Assembly in Action: John Deere Tractors Follow the Wires
Things certainly have changed. Now, the Augusta, GA, plant relies on computerized systems and advanced technologies to manufacture high-quality tractors.
According to Chip LaPole, project manager, there are 3,500 assembly steps for the 5000 Series tractors. However, the entire job can be completed in less than 4 hoursthanks to an innovative approach to assembly. The tractors start out riding on automated guided vehicles (AGVs) supplied by AGV Products Inc. (Charlotte, NC).
Deere builds its 5000 Series of utility tractors on top of wire-guided AGVsa key part of the fully integrated and networked assembly line. The assembly line is more than one-quarter of a mile long and has 106 workstations. The plant’s AGV fleet consists of 62 vehicles that serve as platforms on which tractors ride along the 1,452-foot assembly line.
"The assembly line is laid out like a racetrack," explains LaPole. "The line has two spur or feeder lines for engine and transmission assembly. Six AGVs work the engine line, and six more work on the transmission line. The remaining 50 AGVs loop around the main line. The AGVs then mesh with operators at the workstations."
Meanwhile, operations managers follow the tractors on computer monitors. Assembly operators get their instructions and quality control information from the computerized system that is accessible from touchscreen monitors throughout the plant. System software uses radio frequency communication to directly interact with the AGVs’ onboard computers and transceivers to control and track AGV movements.
Networking helps assure that the AGV will not move from a specific assembly station until the work is complete and verified. The control system then verifies quality control data to guarantee acceptance. Also, the AGV only stops at assembly stations where work is required on the specific tractor that is being transported. The vehicle will bypass stations where no assembly is needed.

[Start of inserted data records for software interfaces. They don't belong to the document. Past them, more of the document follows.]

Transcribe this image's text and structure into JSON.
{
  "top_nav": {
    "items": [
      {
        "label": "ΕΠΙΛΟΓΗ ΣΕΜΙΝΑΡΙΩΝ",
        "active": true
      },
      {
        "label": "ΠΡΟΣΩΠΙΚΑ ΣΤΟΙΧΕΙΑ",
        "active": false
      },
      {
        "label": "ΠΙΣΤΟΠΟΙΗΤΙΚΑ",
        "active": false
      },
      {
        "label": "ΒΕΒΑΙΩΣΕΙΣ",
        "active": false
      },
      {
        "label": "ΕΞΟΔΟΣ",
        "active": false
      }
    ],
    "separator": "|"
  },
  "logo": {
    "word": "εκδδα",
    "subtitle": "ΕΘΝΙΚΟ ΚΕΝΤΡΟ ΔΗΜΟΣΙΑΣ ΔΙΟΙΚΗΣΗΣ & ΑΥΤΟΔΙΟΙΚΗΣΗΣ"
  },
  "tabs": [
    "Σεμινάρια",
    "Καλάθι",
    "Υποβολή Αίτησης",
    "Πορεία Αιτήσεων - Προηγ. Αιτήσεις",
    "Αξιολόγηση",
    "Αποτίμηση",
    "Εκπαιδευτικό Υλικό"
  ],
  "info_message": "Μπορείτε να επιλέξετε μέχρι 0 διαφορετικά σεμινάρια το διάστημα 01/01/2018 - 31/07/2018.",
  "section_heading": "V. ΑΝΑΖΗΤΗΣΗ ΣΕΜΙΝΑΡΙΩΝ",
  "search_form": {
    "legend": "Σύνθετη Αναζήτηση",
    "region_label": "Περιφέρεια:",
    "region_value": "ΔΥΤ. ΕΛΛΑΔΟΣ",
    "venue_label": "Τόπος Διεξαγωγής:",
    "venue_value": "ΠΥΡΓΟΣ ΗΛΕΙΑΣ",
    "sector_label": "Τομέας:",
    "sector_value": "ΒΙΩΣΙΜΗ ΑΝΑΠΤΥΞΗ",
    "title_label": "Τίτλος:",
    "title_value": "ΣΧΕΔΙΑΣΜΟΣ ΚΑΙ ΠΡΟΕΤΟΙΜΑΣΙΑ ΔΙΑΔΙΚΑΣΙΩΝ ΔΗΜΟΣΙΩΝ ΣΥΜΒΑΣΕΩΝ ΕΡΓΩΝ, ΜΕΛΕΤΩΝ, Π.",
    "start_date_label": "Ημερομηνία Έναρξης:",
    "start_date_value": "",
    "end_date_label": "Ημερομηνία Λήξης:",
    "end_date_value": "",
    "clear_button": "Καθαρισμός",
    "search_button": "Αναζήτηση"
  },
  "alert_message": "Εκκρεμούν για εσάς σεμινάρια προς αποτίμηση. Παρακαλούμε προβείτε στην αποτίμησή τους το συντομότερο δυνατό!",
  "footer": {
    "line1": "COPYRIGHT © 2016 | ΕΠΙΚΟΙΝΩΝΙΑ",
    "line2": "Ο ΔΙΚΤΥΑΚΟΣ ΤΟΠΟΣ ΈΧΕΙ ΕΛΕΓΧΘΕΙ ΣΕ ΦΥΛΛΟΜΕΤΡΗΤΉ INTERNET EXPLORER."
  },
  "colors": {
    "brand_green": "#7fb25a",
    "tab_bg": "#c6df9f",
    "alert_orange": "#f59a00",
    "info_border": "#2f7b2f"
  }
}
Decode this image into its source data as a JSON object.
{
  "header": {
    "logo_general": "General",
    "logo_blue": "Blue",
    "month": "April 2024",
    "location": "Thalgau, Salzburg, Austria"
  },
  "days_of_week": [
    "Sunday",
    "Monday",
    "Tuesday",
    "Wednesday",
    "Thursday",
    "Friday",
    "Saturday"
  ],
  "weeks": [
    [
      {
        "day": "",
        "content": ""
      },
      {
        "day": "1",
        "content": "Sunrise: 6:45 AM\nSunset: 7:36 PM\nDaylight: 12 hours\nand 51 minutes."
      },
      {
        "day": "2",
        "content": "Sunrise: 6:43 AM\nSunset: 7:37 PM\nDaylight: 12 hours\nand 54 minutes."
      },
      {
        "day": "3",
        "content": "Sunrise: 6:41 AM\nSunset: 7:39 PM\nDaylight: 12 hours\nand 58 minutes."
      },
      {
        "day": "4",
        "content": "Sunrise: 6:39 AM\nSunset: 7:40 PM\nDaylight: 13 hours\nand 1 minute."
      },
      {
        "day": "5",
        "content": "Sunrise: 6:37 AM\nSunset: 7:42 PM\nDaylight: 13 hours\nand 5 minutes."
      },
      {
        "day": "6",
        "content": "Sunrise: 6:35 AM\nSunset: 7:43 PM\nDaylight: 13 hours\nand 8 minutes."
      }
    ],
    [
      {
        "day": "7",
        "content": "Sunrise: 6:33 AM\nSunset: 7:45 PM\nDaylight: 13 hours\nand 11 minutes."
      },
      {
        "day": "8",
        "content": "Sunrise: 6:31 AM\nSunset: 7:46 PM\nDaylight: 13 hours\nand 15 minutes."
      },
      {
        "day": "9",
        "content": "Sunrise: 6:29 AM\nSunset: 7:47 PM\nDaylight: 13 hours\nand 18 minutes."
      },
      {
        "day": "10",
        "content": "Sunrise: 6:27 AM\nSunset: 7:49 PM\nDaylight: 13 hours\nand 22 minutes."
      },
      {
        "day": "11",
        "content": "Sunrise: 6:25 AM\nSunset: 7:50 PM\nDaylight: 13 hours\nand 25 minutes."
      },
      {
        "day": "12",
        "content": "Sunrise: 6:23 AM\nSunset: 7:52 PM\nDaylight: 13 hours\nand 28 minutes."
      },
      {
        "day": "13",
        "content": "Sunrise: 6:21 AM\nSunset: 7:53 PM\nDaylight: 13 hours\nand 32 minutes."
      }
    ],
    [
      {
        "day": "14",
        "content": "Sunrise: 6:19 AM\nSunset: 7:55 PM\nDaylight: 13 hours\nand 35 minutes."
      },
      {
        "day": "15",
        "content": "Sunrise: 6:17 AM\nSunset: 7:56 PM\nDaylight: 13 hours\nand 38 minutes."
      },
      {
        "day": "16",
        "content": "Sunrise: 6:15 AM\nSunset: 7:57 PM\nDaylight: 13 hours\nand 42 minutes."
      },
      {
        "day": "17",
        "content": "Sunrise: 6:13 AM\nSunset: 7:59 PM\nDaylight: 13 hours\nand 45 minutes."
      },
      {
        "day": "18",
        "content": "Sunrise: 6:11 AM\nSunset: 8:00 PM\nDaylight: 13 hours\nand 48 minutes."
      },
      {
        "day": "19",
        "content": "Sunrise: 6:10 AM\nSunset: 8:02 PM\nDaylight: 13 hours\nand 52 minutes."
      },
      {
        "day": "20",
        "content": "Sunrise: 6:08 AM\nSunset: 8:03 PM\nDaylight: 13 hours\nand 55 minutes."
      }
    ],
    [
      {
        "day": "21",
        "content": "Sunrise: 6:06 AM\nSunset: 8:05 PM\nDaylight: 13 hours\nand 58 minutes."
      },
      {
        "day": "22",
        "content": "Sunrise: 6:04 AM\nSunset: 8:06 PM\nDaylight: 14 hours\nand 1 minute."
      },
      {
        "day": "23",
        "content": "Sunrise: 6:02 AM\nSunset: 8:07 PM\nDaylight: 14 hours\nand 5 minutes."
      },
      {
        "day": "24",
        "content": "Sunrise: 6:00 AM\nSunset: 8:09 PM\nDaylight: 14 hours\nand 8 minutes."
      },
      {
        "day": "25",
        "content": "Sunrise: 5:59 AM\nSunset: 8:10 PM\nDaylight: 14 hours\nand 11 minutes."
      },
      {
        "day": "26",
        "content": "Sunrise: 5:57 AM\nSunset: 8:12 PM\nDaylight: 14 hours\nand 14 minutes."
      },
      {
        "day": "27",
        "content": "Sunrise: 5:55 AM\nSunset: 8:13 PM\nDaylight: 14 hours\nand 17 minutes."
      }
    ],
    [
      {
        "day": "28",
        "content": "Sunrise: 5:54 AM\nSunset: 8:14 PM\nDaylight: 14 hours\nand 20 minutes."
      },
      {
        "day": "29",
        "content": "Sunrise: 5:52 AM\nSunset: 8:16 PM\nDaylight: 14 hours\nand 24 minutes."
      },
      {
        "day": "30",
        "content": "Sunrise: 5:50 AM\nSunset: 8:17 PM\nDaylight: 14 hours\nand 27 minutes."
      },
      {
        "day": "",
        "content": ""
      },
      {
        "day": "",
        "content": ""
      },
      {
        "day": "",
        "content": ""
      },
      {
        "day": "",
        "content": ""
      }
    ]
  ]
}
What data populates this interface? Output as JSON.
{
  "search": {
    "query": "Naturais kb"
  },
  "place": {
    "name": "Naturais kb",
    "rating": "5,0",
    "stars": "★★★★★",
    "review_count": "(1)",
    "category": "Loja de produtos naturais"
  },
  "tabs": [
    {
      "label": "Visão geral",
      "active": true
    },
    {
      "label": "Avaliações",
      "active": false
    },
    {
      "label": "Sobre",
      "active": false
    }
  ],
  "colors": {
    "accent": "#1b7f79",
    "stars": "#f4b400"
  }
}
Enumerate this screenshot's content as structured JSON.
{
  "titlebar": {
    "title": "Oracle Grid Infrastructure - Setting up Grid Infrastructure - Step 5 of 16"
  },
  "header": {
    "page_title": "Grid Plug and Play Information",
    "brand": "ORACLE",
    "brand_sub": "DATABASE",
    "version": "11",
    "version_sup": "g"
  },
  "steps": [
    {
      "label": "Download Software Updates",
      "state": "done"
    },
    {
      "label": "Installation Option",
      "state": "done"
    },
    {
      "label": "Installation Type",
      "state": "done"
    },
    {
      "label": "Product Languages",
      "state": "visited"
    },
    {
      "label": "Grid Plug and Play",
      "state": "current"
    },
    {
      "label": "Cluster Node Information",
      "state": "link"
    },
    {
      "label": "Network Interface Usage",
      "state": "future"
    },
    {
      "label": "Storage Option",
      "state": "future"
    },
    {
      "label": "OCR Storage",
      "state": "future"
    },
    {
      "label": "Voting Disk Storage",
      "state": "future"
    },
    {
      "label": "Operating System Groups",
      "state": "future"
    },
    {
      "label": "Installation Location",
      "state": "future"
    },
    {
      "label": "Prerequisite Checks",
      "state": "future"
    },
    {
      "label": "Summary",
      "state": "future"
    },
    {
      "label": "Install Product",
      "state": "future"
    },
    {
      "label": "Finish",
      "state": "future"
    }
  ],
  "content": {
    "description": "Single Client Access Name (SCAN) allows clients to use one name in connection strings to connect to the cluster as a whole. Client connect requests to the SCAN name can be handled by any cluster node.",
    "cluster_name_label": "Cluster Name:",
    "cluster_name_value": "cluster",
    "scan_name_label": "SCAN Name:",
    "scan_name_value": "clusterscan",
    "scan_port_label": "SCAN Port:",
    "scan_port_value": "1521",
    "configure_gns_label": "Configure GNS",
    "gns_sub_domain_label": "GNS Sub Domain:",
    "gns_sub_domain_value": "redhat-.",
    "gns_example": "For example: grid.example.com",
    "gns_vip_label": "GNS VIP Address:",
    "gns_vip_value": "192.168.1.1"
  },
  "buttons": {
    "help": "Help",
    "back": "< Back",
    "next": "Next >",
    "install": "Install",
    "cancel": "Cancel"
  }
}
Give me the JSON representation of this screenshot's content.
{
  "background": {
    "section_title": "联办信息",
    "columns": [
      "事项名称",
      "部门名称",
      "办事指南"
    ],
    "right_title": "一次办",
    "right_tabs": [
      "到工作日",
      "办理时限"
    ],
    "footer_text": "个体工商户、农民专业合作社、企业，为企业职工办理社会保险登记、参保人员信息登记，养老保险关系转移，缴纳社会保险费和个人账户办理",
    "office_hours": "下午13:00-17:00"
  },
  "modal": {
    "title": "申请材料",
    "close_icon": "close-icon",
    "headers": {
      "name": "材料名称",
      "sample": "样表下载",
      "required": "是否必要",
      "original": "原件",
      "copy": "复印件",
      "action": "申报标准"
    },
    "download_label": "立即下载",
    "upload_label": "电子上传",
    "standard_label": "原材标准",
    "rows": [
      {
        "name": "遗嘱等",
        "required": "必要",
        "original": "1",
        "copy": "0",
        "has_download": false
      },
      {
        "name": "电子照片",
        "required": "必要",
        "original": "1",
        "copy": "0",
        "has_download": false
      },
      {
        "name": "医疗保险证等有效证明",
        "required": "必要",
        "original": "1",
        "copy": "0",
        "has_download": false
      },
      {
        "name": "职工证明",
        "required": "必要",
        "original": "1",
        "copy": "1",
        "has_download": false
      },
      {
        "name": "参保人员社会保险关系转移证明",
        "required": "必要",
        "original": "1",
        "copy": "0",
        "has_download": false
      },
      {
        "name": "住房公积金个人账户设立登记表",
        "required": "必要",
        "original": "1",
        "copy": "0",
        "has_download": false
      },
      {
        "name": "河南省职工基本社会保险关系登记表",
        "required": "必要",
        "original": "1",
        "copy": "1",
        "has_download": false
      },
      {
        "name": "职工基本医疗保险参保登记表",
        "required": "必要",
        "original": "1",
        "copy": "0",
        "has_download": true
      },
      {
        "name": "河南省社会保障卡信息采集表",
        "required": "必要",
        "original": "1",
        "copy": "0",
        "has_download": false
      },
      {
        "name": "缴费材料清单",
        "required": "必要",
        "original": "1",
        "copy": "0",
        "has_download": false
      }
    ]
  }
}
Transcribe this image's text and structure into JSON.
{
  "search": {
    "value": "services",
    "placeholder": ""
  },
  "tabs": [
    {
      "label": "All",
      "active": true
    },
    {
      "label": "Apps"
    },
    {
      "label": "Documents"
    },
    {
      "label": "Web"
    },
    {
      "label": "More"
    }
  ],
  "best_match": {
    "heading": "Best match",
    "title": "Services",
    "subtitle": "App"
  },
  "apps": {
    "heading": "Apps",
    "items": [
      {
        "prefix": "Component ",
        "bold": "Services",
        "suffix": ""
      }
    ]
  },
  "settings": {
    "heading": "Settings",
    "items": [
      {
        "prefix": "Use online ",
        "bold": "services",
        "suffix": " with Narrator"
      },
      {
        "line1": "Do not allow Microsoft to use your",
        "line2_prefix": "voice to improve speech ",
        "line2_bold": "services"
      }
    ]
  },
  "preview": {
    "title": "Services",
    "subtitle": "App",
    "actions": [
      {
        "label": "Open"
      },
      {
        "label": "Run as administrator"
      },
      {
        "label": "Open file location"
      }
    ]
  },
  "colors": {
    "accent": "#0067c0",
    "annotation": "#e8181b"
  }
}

The 62 wire-guided AGVs are centered around a single vehicle design. Each vehicle is capable of carrying 7,200 pounds and is outfitted with one of three custom fixtures. Custom fixturing depends on whether it will carry a tractor chassis, engine or transmission.
The three-wheeled AGVs have a forward steer and drive wheel, and two fixed rear wheels. A 48-volt battery powers separate steer and drive motors. An onboard, microprocessor-based system called TRACE 2000 controls each vehicle and communicates by radio signals with a base control unit. For most routing operations at Deere, the vehicles travel at a speed of approximately 40 fpm.
As an added safety measure, the AGVs are equipped with a mechanical bumper, infrared object detection sensors, audible and visual warning devices, a loss-of-guidance braking function, emergency stop pushbuttons, and an automatic and manual key switch. If needed, the AGVs can be operated manually.
"AGV routing is easy to modify. Simply cut a small groove into the floor, lay more wire, fill in the cut with epoxy, and route the vehicles in a new direction. Thus, the handling and manufacturing system’s layout can be changed quickly and economically. That’s important because the utility tractor business is very dynamic. John Deere is always thinking of a better way to give the customer the highest value products," says LaPole.
For more information on automated guided vehicles, call 704-845-1110 or visit www.agvp.com.